---- DATA RECORDS
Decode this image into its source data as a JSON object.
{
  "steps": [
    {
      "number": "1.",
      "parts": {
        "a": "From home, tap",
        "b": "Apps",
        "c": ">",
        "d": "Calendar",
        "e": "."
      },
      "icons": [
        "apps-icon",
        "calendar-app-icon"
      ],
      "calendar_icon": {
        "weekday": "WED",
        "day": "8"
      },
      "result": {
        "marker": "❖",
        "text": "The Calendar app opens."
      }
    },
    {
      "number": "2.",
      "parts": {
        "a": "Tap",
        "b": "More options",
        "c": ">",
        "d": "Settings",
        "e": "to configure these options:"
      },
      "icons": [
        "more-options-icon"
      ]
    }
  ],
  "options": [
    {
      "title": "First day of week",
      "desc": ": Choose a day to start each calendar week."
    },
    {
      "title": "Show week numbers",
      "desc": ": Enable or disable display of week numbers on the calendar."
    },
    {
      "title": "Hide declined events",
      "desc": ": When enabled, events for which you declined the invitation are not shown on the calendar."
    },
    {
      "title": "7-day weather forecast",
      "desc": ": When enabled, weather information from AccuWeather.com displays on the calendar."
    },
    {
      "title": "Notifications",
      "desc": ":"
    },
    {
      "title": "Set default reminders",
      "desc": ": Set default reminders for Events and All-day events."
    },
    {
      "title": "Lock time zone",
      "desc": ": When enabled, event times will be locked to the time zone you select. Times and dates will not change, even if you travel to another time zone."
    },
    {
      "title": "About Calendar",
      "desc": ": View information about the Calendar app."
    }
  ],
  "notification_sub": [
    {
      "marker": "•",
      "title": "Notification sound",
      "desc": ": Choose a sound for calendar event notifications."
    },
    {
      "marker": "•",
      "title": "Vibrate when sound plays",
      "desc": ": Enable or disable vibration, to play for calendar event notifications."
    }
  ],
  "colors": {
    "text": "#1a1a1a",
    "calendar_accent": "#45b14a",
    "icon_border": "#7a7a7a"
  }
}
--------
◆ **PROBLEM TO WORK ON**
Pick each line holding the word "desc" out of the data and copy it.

◆ **ANSWER SPACE**
      "desc": ": Choose a day to start each calendar week."
      "desc": ": Enable or disable display of week numbers on the calendar."
      "desc": ": When enabled, events for which you declined the invitation are not shown on the calendar."
      "desc": ": When enabled, weather information from AccuWeather.com displays on the calendar."
      "desc": ":"
      "desc": ": Set default reminders for Events and All-day events."
      "desc": ": When enabled, event times will be locked to the time zone you select. Times and dates will not change, even if you travel to another time zone."
      "desc": ": View information about the Calendar app."
      "desc": ": Choose a sound for calendar event notifications."
      "desc": ": Enable or disable vibration, to play for calendar event notifications."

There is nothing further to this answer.